### Material for the task
■ ■ ■ ■ ■ ■ ■

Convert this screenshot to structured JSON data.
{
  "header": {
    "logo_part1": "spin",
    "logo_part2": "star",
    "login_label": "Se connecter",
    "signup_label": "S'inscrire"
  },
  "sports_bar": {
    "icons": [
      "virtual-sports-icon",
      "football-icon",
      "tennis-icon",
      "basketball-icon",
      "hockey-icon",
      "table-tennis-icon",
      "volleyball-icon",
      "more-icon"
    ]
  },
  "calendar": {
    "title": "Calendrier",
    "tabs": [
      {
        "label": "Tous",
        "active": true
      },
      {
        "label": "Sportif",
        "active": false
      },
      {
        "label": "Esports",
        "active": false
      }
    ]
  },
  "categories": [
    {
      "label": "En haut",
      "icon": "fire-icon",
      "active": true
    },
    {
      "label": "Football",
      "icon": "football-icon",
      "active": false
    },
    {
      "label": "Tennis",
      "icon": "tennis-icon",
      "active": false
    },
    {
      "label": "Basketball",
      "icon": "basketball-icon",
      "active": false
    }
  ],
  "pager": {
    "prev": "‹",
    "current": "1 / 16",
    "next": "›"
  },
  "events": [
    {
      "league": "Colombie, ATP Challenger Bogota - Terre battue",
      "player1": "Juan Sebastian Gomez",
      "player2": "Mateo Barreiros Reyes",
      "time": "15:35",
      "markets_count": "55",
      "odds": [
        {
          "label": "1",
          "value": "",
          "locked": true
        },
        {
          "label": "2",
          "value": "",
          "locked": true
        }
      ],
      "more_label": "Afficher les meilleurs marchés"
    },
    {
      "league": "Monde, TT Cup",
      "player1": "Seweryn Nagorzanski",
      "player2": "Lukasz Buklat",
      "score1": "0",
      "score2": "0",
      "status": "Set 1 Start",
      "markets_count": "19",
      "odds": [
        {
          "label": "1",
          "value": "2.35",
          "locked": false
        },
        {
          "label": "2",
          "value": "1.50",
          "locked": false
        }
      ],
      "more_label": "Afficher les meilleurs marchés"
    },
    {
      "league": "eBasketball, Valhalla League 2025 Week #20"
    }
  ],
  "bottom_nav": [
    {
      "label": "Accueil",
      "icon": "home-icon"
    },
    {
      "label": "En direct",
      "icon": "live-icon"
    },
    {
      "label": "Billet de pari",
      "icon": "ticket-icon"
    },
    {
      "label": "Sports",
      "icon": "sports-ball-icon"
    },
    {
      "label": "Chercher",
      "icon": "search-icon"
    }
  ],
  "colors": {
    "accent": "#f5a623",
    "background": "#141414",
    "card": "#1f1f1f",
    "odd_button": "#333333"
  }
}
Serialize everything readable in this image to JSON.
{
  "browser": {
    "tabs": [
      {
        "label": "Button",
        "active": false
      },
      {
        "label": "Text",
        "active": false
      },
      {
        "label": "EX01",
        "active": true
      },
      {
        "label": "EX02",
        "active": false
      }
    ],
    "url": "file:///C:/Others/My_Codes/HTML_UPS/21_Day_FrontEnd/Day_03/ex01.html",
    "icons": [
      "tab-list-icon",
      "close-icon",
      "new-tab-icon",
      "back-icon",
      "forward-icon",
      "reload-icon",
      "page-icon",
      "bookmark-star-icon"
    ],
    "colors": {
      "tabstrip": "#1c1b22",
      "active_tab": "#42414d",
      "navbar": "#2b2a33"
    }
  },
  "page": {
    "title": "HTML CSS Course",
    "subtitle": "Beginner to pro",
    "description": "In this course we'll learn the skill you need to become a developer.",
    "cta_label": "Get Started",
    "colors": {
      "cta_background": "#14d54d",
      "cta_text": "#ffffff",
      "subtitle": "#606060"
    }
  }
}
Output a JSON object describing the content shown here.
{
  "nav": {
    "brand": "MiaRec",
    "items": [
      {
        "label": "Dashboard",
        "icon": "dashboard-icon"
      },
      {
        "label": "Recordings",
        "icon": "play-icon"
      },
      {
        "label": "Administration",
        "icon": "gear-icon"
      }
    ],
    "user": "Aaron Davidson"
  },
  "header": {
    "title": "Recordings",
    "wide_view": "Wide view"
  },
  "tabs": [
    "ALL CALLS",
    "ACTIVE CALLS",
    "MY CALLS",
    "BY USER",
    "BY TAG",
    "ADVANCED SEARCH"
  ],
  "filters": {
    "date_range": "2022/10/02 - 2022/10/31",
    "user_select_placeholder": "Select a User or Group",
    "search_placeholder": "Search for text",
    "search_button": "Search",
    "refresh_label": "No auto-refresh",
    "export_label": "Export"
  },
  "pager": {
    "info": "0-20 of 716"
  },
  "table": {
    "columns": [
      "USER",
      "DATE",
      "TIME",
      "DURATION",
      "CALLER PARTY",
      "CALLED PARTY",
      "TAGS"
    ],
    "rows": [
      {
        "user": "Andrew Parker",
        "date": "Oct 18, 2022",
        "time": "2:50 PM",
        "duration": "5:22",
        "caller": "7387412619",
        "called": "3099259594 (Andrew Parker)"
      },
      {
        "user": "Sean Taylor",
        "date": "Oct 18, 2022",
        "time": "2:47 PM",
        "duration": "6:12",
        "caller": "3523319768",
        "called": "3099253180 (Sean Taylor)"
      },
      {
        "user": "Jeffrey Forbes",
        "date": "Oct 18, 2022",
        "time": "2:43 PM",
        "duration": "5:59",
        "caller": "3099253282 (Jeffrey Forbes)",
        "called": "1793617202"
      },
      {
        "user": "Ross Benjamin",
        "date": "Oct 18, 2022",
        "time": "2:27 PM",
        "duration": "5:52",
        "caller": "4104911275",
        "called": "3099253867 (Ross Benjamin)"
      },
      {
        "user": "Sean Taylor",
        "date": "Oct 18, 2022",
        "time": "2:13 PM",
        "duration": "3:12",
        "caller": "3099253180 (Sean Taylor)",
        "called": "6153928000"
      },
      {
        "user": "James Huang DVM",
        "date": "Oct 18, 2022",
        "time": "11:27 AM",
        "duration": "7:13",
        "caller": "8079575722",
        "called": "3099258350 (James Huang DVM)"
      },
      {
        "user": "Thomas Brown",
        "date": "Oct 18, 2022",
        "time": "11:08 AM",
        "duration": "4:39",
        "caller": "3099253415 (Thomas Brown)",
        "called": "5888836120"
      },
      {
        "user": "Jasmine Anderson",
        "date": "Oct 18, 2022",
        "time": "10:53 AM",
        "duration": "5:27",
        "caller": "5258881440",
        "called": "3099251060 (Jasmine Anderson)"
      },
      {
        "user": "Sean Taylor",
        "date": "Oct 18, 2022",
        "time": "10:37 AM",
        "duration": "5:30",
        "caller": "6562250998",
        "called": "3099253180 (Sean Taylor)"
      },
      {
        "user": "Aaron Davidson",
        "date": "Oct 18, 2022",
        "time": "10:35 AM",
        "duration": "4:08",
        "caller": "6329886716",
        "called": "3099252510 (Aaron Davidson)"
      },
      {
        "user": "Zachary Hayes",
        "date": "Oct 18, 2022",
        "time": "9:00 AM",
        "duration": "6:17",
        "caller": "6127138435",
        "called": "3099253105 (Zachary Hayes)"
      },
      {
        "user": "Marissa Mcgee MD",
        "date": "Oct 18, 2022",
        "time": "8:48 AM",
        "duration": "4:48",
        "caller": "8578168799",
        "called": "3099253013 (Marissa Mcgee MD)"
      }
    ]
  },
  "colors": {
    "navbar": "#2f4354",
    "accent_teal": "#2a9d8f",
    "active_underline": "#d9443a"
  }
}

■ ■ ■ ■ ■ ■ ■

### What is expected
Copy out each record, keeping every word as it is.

### Output below
Convert this screenshot to structured JSON data.
{
  "header": {
    "logo_part1": "spin",
    "logo_part2": "star",
    "login_label": "Se connecter",
    "signup_label": "S'inscrire"
  },
  "sports_bar": {
    "icons": [
      "virtual-sports-icon",
      "football-icon",
      "tennis-icon",
      "basketball-icon",
      "hockey-icon",
      "table-tennis-icon",
      "volleyball-icon",
      "more-icon"
    ]
  },
  "calendar": {
    "title": "Calendrier",
    "tabs": [
      {
        "label": "Tous",
        "active": true
      },
      {
        "label": "Sportif",
        "active": false
      },
      {
        "label": "Esports",
        "active": false
      }
    ]
  },
  "categories": [
    {
      "label": "En haut",
      "icon": "fire-icon",
      "active": true
    },
    {
      "label": "Football",
      "icon": "football-icon",
      "active": false
    },
    {
      "label": "Tennis",
      "icon": "tennis-icon",
      "active": false
    },
    {
      "label": "Basketball",
      "icon": "basketball-icon",
      "active": false
    }
  ],
  "pager": {
    "prev": "‹",
    "current": "1 / 16",
    "next": "›"
  },
  "events": [
    {
      "league": "Colombie, ATP Challenger Bogota - Terre battue",
      "player1": "Juan Sebastian Gomez",
      "player2": "Mateo Barreiros Reyes",
      "time": "15:35",
      "markets_count": "55",
      "odds": [
        {
          "label": "1",
          "value": "",
          "locked": true
        },
        {
          "label": "2",
          "value": "",
          "locked": true
        }
      ],
      "more_label": "Afficher les meilleurs marchés"
    },
    {
      "league": "Monde, TT Cup",
      "player1": "Seweryn Nagorzanski",
      "player2": "Lukasz Buklat",
      "score1": "0",
      "score2": "0",
      "status": "Set 1 Start",
      "markets_count": "19",
      "odds": [
        {
          "label": "1",
          "value": "2.35",
          "locked": false
        },
        {
          "label": "2",
          "value": "1.50",
          "locked": false
        }
      ],
      "more_label": "Afficher les meilleurs marchés"
    },
    {
      "league": "eBasketball, Valhalla League 2025 Week #20"
    }
  ],
  "bottom_nav": [
    {
      "label": "Accueil",
      "icon": "home-icon"
    },
    {
      "label": "En direct",
      "icon": "live-icon"
    },
    {
      "label": "Billet de pari",
      "icon": "ticket-icon"
    },
    {
      "label": "Sports",
      "icon": "sports-ball-icon"
    },
    {
      "label": "Chercher",
      "icon": "search-icon"
    }
  ],
  "colors": {
    "accent": "#f5a623",
    "background": "#141414",
    "card": "#1f1f1f",
    "odd_button": "#333333"
  }
}
Serialize everything readable in this image to JSON.
{
  "browser": {
    "tabs": [
      {
        "label": "Button",
        "active": false
      },
      {
        "label": "Text",
        "active": false
      },
      {
        "label": "EX01",
        "active": true
      },
      {
        "label": "EX02",
        "active": false
      }
    ],
    "url": "file:///C:/Others/My_Codes/HTML_UPS/21_Day_FrontEnd/Day_03/ex01.html",
    "icons": [
      "tab-list-icon",
      "close-icon",
      "new-tab-icon",
      "back-icon",
      "forward-icon",
      "reload-icon",
      "page-icon",
      "bookmark-star-icon"
    ],
    "colors": {
      "tabstrip": "#1c1b22",
      "active_tab": "#42414d",
      "navbar": "#2b2a33"
    }
  },
  "page": {
    "title": "HTML CSS Course",
    "subtitle": "Beginner to pro",
    "description": "In this course we'll learn the skill you need to become a developer.",
    "cta_label": "Get Started",
    "colors": {
      "cta_background": "#14d54d",
      "cta_text": "#ffffff",
      "subtitle": "#606060"
    }
  }
}
Output a JSON object describing the content shown here.
{
  "nav": {
    "brand": "MiaRec",
    "items": [
      {
        "label": "Dashboard",
        "icon": "dashboard-icon"
      },
      {
        "label": "Recordings",
        "icon": "play-icon"
      },
      {
        "label": "Administration",
        "icon": "gear-icon"
      }
    ],
    "user": "Aaron Davidson"
  },
  "header": {
    "title": "Recordings",
    "wide_view": "Wide view"
  },
  "tabs": [
    "ALL CALLS",
    "ACTIVE CALLS",
    "MY CALLS",
    "BY USER",
    "BY TAG",
    "ADVANCED SEARCH"
  ],
  "filters": {
    "date_range": "2022/10/02 - 2022/10/31",
    "user_select_placeholder": "Select a User or Group",
    "search_placeholder": "Search for text",
    "search_button": "Search",
    "refresh_label": "No auto-refresh",
    "export_label": "Export"
  },
  "pager": {
    "info": "0-20 of 716"
  },
  "table": {
    "columns": [
      "USER",
      "DATE",
      "TIME",
      "DURATION",
      "CALLER PARTY",
      "CALLED PARTY",
      "TAGS"
    ],
    "rows": [
      {
        "user": "Andrew Parker",
        "date": "Oct 18, 2022",
        "time": "2:50 PM",
        "duration": "5:22",
        "caller": "7387412619",
        "called": "3099259594 (Andrew Parker)"
      },
      {
        "user": "Sean Taylor",
        "date": "Oct 18, 2022",
        "time": "2:47 PM",
        "duration": "6:12",
        "caller": "3523319768",
        "called": "3099253180 (Sean Taylor)"
      },
      {
        "user": "Jeffrey Forbes",
        "date": "Oct 18, 2022",
        "time": "2:43 PM",
        "duration": "5:59",
        "caller": "3099253282 (Jeffrey Forbes)",
        "called": "1793617202"
      },
      {
        "user": "Ross Benjamin",
        "date": "Oct 18, 2022",
        "time": "2:27 PM",
        "duration": "5:52",
        "caller": "4104911275",
        "called": "3099253867 (Ross Benjamin)"
      },
      {
        "user": "Sean Taylor",
        "date": "Oct 18, 2022",
        "time": "2:13 PM",
        "duration": "3:12",
        "caller": "3099253180 (Sean Taylor)",
        "called": "6153928000"
      },
      {
        "user": "James Huang DVM",
        "date": "Oct 18, 2022",
        "time": "11:27 AM",
        "duration": "7:13",
        "caller": "8079575722",
        "called": "3099258350 (James Huang DVM)"
      },
      {
        "user": "Thomas Brown",
        "date": "Oct 18, 2022",
        "time": "11:08 AM",
        "duration": "4:39",
        "caller": "3099253415 (Thomas Brown)",
        "called": "5888836120"
      },
      {
        "user": "Jasmine Anderson",
        "date": "Oct 18, 2022",
        "time": "10:53 AM",
        "duration": "5:27",
        "caller": "5258881440",
        "called": "3099251060 (Jasmine Anderson)"
      },
      {
        "user": "Sean Taylor",
        "date": "Oct 18, 2022",
        "time": "10:37 AM",
        "duration": "5:30",
        "caller": "6562250998",
        "called": "3099253180 (Sean Taylor)"
      },
      {
        "user": "Aaron Davidson",
        "date": "Oct 18, 2022",
        "time": "10:35 AM",
        "duration": "4:08",
        "caller": "6329886716",
        "called": "3099252510 (Aaron Davidson)"
      },
      {
        "user": "Zachary Hayes",
        "date": "Oct 18, 2022",
        "time": "9:00 AM",
        "duration": "6:17",
        "caller": "6127138435",
        "called": "3099253105 (Zachary Hayes)"
      },
      {
        "user": "Marissa Mcgee MD",
        "date": "Oct 18, 2022",
        "time": "8:48 AM",
        "duration": "4:48",
        "caller": "8578168799",
        "called": "3099253013 (Marissa Mcgee MD)"
      }
    ]
  },
  "colors": {
    "navbar": "#2f4354",
    "accent_teal": "#2a9d8f",
    "active_underline": "#d9443a"
  }
}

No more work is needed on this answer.